I read all Alcott's letters home when I was researching an anthology about women's letters. Her humour was a shining light.

Leslie Wilson said...

Yes, I can remember tremendously intense feelings for my girl friends when I was at school, along with the crises.. 'I've broken up with..' I was at an all-girls school, mind! And that was at a time when my raging hormones had definitely not yet got going, and I was worrying about my wedding night, and which of us would broach the dread topic of 'doing it.' A year or so later, this was no longer a concern to me!

Clare Mulley said...

I always wished Jo had not married at all, but perhaps that was too much to hope for. I remember reading Vikram Seth's 'A Suitable Boy' when travelling, and my mother and sister also read it at the same time in different countries. We were all very clear about who she should have chosen, and each of us chose a different candidate. I must ask what they thought of Jo's choice, though I am sure we must have discussed it in the past. Now I begin to wonder what my daughters think...

Alison Runham said...

Interesting stuff. The way that Alcott's circumstances and the demands of her publishers/ reading public swayed the development of her books fascinates me.
Diet, weight and exercise are major factors in the age of menarche. When I studied human evolution, wheat was thought to be a major culprit for lowering the age of menarche in the West, but some researchers are now laying the blame on our intake of animal protein.
I was never sure about Jo and Bhaer. There didn't seem to be any chemistry, but then to be honest - was there really much chemistry conveyed between Meg & John, or Amy and Laurie, come to that? :) I'm not sure chemistry would have been approved of in a book aimed at girls!

Leslie Wilson said...

Yes, but with the others I do feel chemistry is possible..

Cathy said...

I don't know if you found the article, but I think this matches your description: Boys and Girls Forever: Children's Classics from Cinderella to Harry Potter By Alison Lurie, pages 14 & 15 on Google books. Hope this helps!

Leslie Wilson said...

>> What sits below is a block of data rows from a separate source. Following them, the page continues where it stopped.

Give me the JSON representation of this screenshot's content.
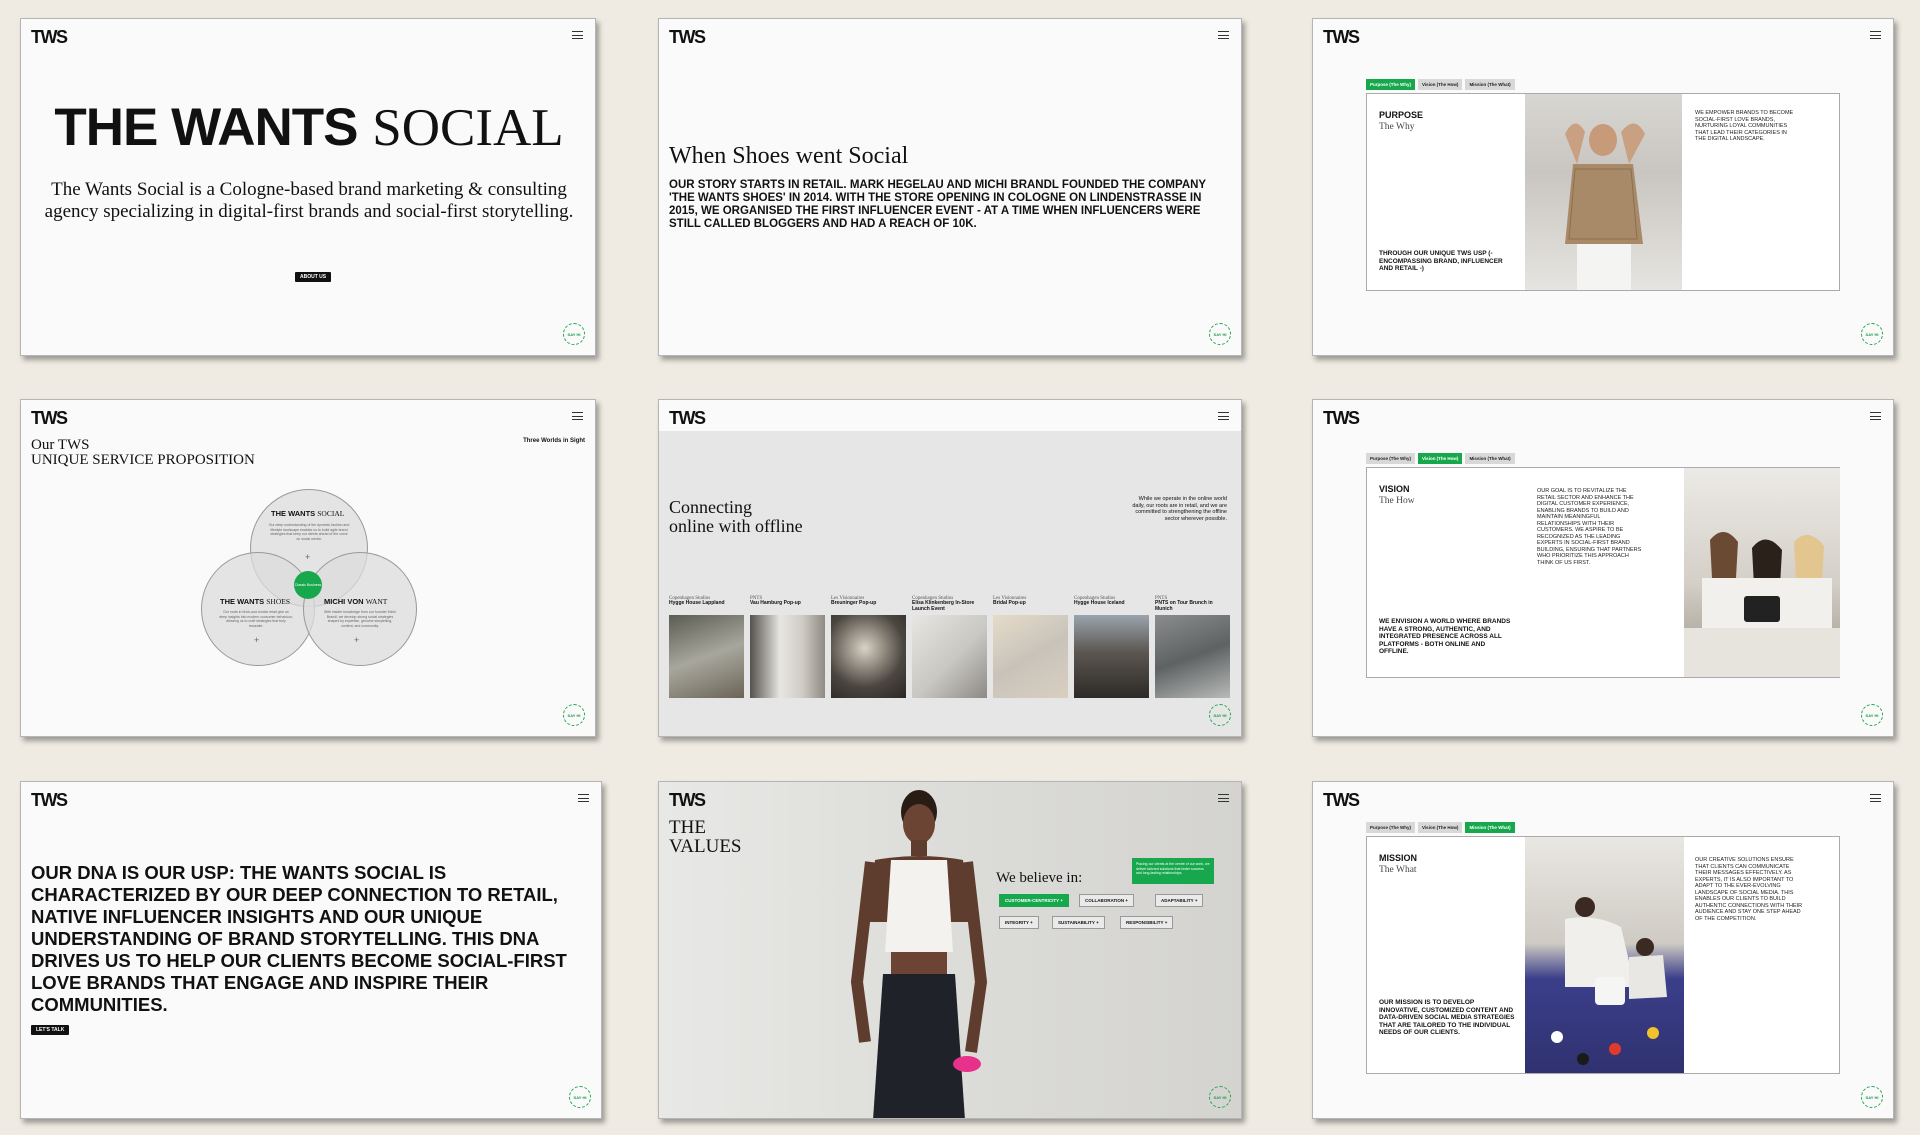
{
  "brand": {
    "logo": "TWS",
    "say_hi": "SAY HI",
    "accent": "#17a84d"
  },
  "hero": {
    "title_bold": "THE WANTS",
    "title_light": "SOCIAL",
    "description": "The Wants Social is a Cologne-based brand marketing & consulting agency specializing in digital-first brands and social-first storytelling.",
    "button": "ABOUT US"
  },
  "story": {
    "heading": "When Shoes went Social",
    "text": "OUR STORY STARTS IN RETAIL. MARK HEGELAU AND MICHI BRANDL FOUNDED THE COMPANY 'THE WANTS SHOES' IN 2014. WITH THE STORE OPENING IN COLOGNE ON LINDENSTRASSE IN 2015, WE ORGANISED THE FIRST INFLUENCER EVENT - AT A TIME WHEN INFLUENCERS WERE STILL CALLED BLOGGERS AND HAD A REACH OF 10K."
  },
  "tabs": [
    "Purpose (The Why)",
    "Vision (The How)",
    "Mission (The What)"
  ],
  "purpose": {
    "heading": "PURPOSE",
    "sub": "The Why",
    "bottom": "THROUGH OUR UNIQUE TWS USP (-ENCOMPASSING BRAND, INFLUENCER AND RETAIL -)",
    "right": "WE EMPOWER BRANDS TO BECOME SOCIAL-FIRST LOVE BRANDS, NURTURING LOYAL COMMUNITIES THAT LEAD THEIR CATEGORIES IN THE DIGITAL LANDSCAPE."
  },
  "usp": {
    "heading_line1": "Our TWS",
    "heading_line2": "UNIQUE SERVICE PROPOSITION",
    "tag": "Three Worlds in Sight",
    "core": "Classic Business",
    "circles": [
      {
        "bold": "THE WANTS",
        "light": "SOCIAL",
        "text": "Our deep understanding of the dynamic fashion and lifestyle landscape enables us to build agile brand strategies that keep our clients ahead of the curve on social media."
      },
      {
        "bold": "THE WANTS",
        "light": "SHOES",
        "text": "Our roots in brick-and-mortar retail give us deep insights into modern consumer behaviour, allowing us to craft strategies that truly resonate."
      },
      {
        "bold": "MICHI VON",
        "light": "WANT",
        "text": "With insider knowledge from our founder Michi Brandl, we develop strong social strategies shaped by expertise, genuine storytelling, content, and community."
      }
    ]
  },
  "connecting": {
    "heading_line1": "Connecting",
    "heading_line2": "online with offline",
    "text": "While we operate in the online world daily, our roots are in retail, and we are committed to strengthening the offline sector wherever possible.",
    "items": [
      {
        "client": "Copenhagen Studios",
        "title": "Hygge House Lappland"
      },
      {
        "client": "PNTS",
        "title": "Vau Hamburg Pop-up"
      },
      {
        "client": "Les Visionnaires",
        "title": "Breuninger Pop-up"
      },
      {
        "client": "Copenhagen Studios",
        "title": "Elisa Klinkenberg In-Store Launch Event"
      },
      {
        "client": "Les Visionnaires",
        "title": "Bridal Pop-up"
      },
      {
        "client": "Copenhagen Studios",
        "title": "Hygge House Iceland"
      },
      {
        "client": "PNTS",
        "title": "PNTS on Tour Brunch in Munich"
      }
    ]
  },
  "vision": {
    "heading": "VISION",
    "sub": "The How",
    "bottom": "WE ENVISION A WORLD WHERE BRANDS HAVE A STRONG, AUTHENTIC, AND INTEGRATED PRESENCE ACROSS ALL PLATFORMS - BOTH ONLINE AND OFFLINE.",
    "right": "OUR GOAL IS TO REVITALIZE THE RETAIL SECTOR AND ENHANCE THE DIGITAL CUSTOMER EXPERIENCE, ENABLING BRANDS TO BUILD AND MAINTAIN MEANINGFUL RELATIONSHIPS WITH THEIR CUSTOMERS. WE ASPIRE TO BE RECOGNIZED AS THE LEADING EXPERTS IN SOCIAL-FIRST BRAND BUILDING, ENSURING THAT PARTNERS WHO PRIORITIZE THIS APPROACH THINK OF US FIRST."
  },
  "dna": {
    "text": "OUR DNA IS OUR USP: THE WANTS SOCIAL IS CHARACTERIZED BY OUR DEEP CONNECTION TO RETAIL, NATIVE INFLUENCER INSIGHTS AND OUR UNIQUE UNDERSTANDING OF BRAND STORYTELLING. THIS DNA DRIVES US TO HELP OUR CLIENTS BECOME SOCIAL-FIRST LOVE BRANDS THAT ENGAGE AND INSPIRE THEIR COMMUNITIES.",
    "button": "LET'S TALK"
  },
  "values": {
    "heading_line1": "THE",
    "heading_line2": "VALUES",
    "believe": "We believe in:",
    "note": "Placing our clients at the centre of our work, we deliver tailored solutions that foster success and long-lasting relationships.",
    "pills": [
      "CUSTOMER-CENTRICITY",
      "COLLABORATION",
      "ADAPTABILITY",
      "INTEGRITY",
      "SUSTAINABILITY",
      "RESPONSIBILITY"
    ]
  },
  "mission": {
    "heading": "MISSION",
    "sub": "The What",
    "bottom": "OUR MISSION IS TO DEVELOP INNOVATIVE, CUSTOMIZED CONTENT AND DATA-DRIVEN SOCIAL MEDIA STRATEGIES THAT ARE TAILORED TO THE INDIVIDUAL NEEDS OF OUR CLIENTS.",
    "right": "OUR CREATIVE SOLUTIONS ENSURE THAT CLIENTS CAN COMMUNICATE THEIR MESSAGES EFFECTIVELY. AS EXPERTS, IT IS ALSO IMPORTANT TO ADAPT TO THE EVER-EVOLVING LANDSCAPE OF SOCIAL MEDIA. THIS ENABLES OUR CLIENTS TO BUILD AUTHENTIC CONNECTIONS WITH THEIR AUDIENCE AND STAY ONE STEP AHEAD OF THE COMPETITION."
  }
}
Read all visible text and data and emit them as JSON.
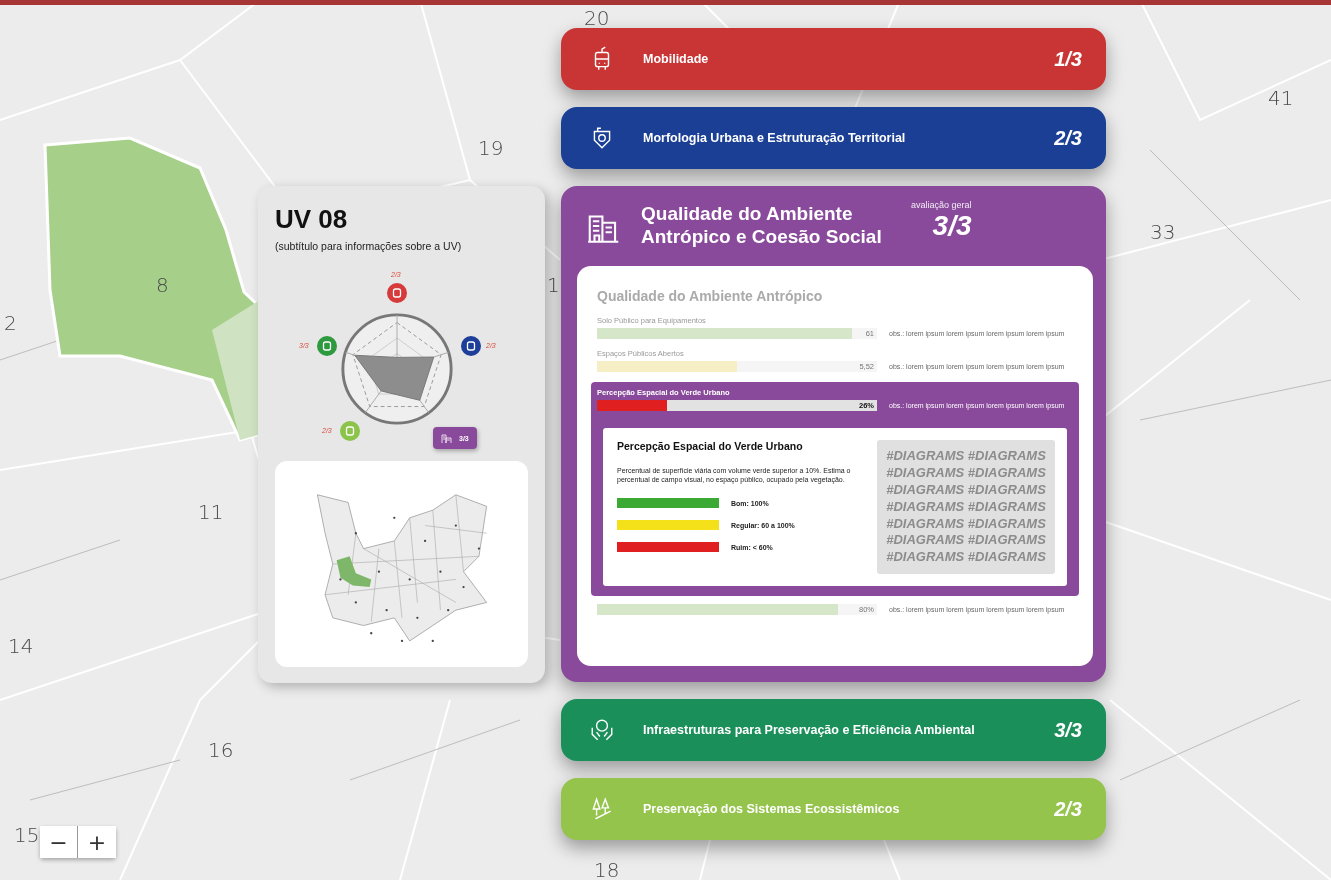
{
  "map_labels": [
    "20",
    "41",
    "19",
    "33",
    "8",
    "2",
    "1",
    "11",
    "14",
    "16",
    "15",
    "18"
  ],
  "zoom": {
    "out": "−",
    "in": "+"
  },
  "uv_card": {
    "title": "UV 08",
    "subtitle": "(subtítulo para informações sobre a UV)",
    "radar": [
      {
        "score": "2/3",
        "color": "#d63a3a",
        "selected": false
      },
      {
        "score": "2/3",
        "color": "#1e3f99",
        "selected": false
      },
      {
        "score": "3/3",
        "color": "#8a4a9b",
        "selected": true
      },
      {
        "score": "2/3",
        "color": "#8cc34a",
        "selected": false
      },
      {
        "score": "3/3",
        "color": "#2e9a40",
        "selected": false
      }
    ]
  },
  "categories": [
    {
      "title": "Mobilidade",
      "score": "1/3",
      "color": "#c93535",
      "expanded": false
    },
    {
      "title": "Morfologia Urbana e Estruturação Territorial",
      "score": "2/3",
      "color": "#1a3f94",
      "expanded": false
    },
    {
      "title": "Qualidade do Ambiente Antrópico e Coesão Social",
      "score": "3/3",
      "color": "#8a4a9b",
      "expanded": true,
      "score_caption": "avaliação geral",
      "panel": {
        "title": "Qualidade do Ambiente Antrópico",
        "indicators": [
          {
            "label": "Solo Público para Equipamentos",
            "level": 0.91,
            "value": "61",
            "color": "#d6e6c9",
            "note": "obs.: lorem ipsum lorem ipsum lorem ipsum lorem ipsum",
            "selected": false
          },
          {
            "label": "Espaços Públicos Abertos",
            "level": 0.5,
            "value": "5,52",
            "color": "#f6efc6",
            "note": "obs.: lorem ipsum lorem ipsum lorem ipsum lorem ipsum",
            "selected": false
          },
          {
            "label": "Percepção Espacial do Verde Urbano",
            "level": 0.25,
            "value": "26%",
            "color": "#e02020",
            "note": "obs.: lorem ipsum lorem ipsum lorem ipsum lorem ipsum",
            "selected": true,
            "detail": {
              "title": "Percepção Espacial do Verde Urbano",
              "description": "Percentual de superfície viária com volume verde superior a 10%. Estima o percentual de campo visual, no espaço público, ocupado pela vegetação.",
              "legend": [
                {
                  "color": "#3aaa35",
                  "text": "Bom: 100%"
                },
                {
                  "color": "#f5e11a",
                  "text": "Regular: 60 a 100%"
                },
                {
                  "color": "#e02020",
                  "text": "Ruim: < 60%"
                }
              ],
              "diagram_lines": [
                "#DIAGRAMS #DIAGRAMS",
                "#DIAGRAMS #DIAGRAMS",
                "#DIAGRAMS #DIAGRAMS",
                "#DIAGRAMS #DIAGRAMS",
                "#DIAGRAMS #DIAGRAMS",
                "#DIAGRAMS #DIAGRAMS",
                "#DIAGRAMS #DIAGRAMS"
              ]
            }
          },
          {
            "level": 0.86,
            "value": "80%",
            "color": "#d6e6c9",
            "note": "obs.: lorem ipsum lorem ipsum lorem ipsum lorem ipsum",
            "selected": false
          }
        ]
      }
    },
    {
      "title": "Infraestruturas para Preservação e Eficiência Ambiental",
      "score": "3/3",
      "color": "#1a8f5a",
      "expanded": false
    },
    {
      "title": "Preservação dos Sistemas Ecossistêmicos",
      "score": "2/3",
      "color": "#95c44c",
      "expanded": false
    }
  ]
}
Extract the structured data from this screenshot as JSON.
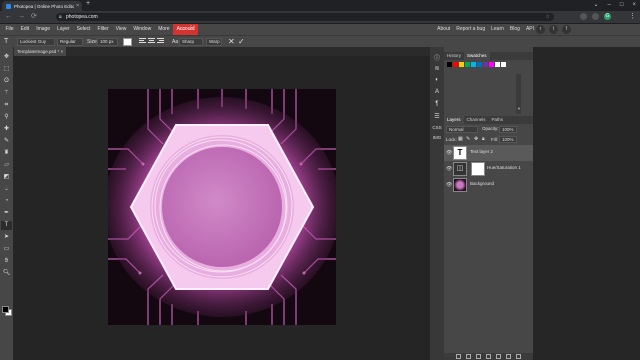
{
  "browser": {
    "tab_title": "Photopea | Online Photo Editor",
    "tab_close": "×",
    "new_tab": "+",
    "url": "photopea.com",
    "window_controls": [
      "⌄",
      "–",
      "□",
      "×"
    ]
  },
  "menubar": {
    "items": [
      "File",
      "Edit",
      "Image",
      "Layer",
      "Select",
      "Filter",
      "View",
      "Window",
      "More",
      "Account"
    ],
    "active_item": "Account",
    "right_links": [
      "About",
      "Report a bug",
      "Learn",
      "Blog",
      "API"
    ]
  },
  "options": {
    "font_family": "Luckiest Guy",
    "font_style": "Regular",
    "size_label": "Size:",
    "size_value": "100 px",
    "aa_label": "Aa",
    "aa_value": "Sharp",
    "warp_label": "Warp",
    "cancel_icon": "✕",
    "commit_icon": "✓"
  },
  "document": {
    "tab_label": "TemplateImage.psd *",
    "tab_close": "×"
  },
  "side_column": {
    "labels": [
      "CSS",
      "IMG"
    ]
  },
  "history_panel": {
    "tabs": [
      "History",
      "Swatches"
    ],
    "active_tab": "Swatches",
    "swatch_colors": [
      "#000000",
      "#ff0000",
      "#ffcc00",
      "#00a650",
      "#00b7eb",
      "#0070c0",
      "#7030a0",
      "#ff00ff",
      "#ffffff",
      "#ffffff"
    ]
  },
  "layers_panel": {
    "tabs": [
      "Layers",
      "Channels",
      "Paths"
    ],
    "active_tab": "Layers",
    "blend_mode": "Normal",
    "opacity_label": "Opacity:",
    "opacity_value": "100%",
    "lock_label": "Lock:",
    "fill_label": "Fill:",
    "fill_value": "100%",
    "layers": [
      {
        "name": "Text layer 2",
        "selected": true
      },
      {
        "name": "Hue/Saturation 1",
        "selected": false
      },
      {
        "name": "Background",
        "selected": false
      }
    ]
  },
  "colors": {
    "accent_active_menu": "#d43431",
    "canvas_glow": "#ea6bd6",
    "hexagon_fill": "#f6c9ef",
    "circle_fill": "#c87ac0"
  }
}
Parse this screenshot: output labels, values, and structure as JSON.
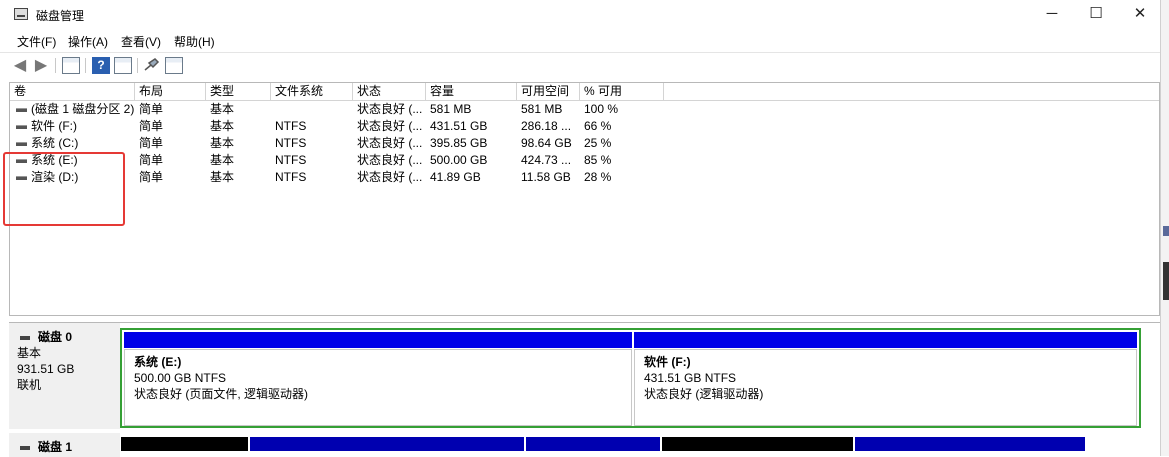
{
  "window": {
    "title": "磁盘管理"
  },
  "window_controls": {
    "minimize": "─",
    "maximize": "☐",
    "close": "✕"
  },
  "menu": [
    "文件(F)",
    "操作(A)",
    "查看(V)",
    "帮助(H)"
  ],
  "toolbar": {
    "icons": [
      "back-arrow-icon",
      "forward-arrow-icon",
      "volume-list-icon",
      "help-icon",
      "disk-view-icon",
      "connect-icon",
      "properties-icon"
    ],
    "help_glyph": "?"
  },
  "volume_table": {
    "columns": [
      "卷",
      "布局",
      "类型",
      "文件系统",
      "状态",
      "容量",
      "可用空间",
      "% 可用"
    ],
    "rows": [
      [
        "(磁盘 1 磁盘分区 2)",
        "简单",
        "基本",
        "",
        "状态良好 (...",
        "581 MB",
        "581 MB",
        "100 %"
      ],
      [
        "软件 (F:)",
        "简单",
        "基本",
        "NTFS",
        "状态良好 (...",
        "431.51 GB",
        "286.18 ...",
        "66 %"
      ],
      [
        "系统 (C:)",
        "简单",
        "基本",
        "NTFS",
        "状态良好 (...",
        "395.85 GB",
        "98.64 GB",
        "25 %"
      ],
      [
        "系统 (E:)",
        "简单",
        "基本",
        "NTFS",
        "状态良好 (...",
        "500.00 GB",
        "424.73 ...",
        "85 %"
      ],
      [
        "渲染 (D:)",
        "简单",
        "基本",
        "NTFS",
        "状态良好 (...",
        "41.89 GB",
        "11.58 GB",
        "28 %"
      ]
    ]
  },
  "disks": {
    "disk0": {
      "name": "磁盘 0",
      "type": "基本",
      "size": "931.51 GB",
      "status": "联机",
      "partitions": [
        {
          "name": "系统 (E:)",
          "size_fs": "500.00 GB NTFS",
          "status": "状态良好 (页面文件, 逻辑驱动器)"
        },
        {
          "name": "软件 (F:)",
          "size_fs": "431.51 GB NTFS",
          "status": "状态良好 (逻辑驱动器)"
        }
      ]
    },
    "disk1": {
      "name": "磁盘 1"
    }
  },
  "colors": {
    "primary_partition_bar": "#0000e8",
    "unallocated_bar": "#000000",
    "extended_partition_border": "#35a035",
    "highlight_box": "#e53935"
  }
}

Thank you, Cathy, and I did find the chapter very interesting, but alas, it wasn't the one I was after. However,as a result I have ordered the 1933 film, with Katharine Hepburn, which should be interesting to watch, along with the 1990s film for comparison... should be nice watching when the evenings grow dark and I'm not spending them in the garden!